(Records for the exercise Opens)

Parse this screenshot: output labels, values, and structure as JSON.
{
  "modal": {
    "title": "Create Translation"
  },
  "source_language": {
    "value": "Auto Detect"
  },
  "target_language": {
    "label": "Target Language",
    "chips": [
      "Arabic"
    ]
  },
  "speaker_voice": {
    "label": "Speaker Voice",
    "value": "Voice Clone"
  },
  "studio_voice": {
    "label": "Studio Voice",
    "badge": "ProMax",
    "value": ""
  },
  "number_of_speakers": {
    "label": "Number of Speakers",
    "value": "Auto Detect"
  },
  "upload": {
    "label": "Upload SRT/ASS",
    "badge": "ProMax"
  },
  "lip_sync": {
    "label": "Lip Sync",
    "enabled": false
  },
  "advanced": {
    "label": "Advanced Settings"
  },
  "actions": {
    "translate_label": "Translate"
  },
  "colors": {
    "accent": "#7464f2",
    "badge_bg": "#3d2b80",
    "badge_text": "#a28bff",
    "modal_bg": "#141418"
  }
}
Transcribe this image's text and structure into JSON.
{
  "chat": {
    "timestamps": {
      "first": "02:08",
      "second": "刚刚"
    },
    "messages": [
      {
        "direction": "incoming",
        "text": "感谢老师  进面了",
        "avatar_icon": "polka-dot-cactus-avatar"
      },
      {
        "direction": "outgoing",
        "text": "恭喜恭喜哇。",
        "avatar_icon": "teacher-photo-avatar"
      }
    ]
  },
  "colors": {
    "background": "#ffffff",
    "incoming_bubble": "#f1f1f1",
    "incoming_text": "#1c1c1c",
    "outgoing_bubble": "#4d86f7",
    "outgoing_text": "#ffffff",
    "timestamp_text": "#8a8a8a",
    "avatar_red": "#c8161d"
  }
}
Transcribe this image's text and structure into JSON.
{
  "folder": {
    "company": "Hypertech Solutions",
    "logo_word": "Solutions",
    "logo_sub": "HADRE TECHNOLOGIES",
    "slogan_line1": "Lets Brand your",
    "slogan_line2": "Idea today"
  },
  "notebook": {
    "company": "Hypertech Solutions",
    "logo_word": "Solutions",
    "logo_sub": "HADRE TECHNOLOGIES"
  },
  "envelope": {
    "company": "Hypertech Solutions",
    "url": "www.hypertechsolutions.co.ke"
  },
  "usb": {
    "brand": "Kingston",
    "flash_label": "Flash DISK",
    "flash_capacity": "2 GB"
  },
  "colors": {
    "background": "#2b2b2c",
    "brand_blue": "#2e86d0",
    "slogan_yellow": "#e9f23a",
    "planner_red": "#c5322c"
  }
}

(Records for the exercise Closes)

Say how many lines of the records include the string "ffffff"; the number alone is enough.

2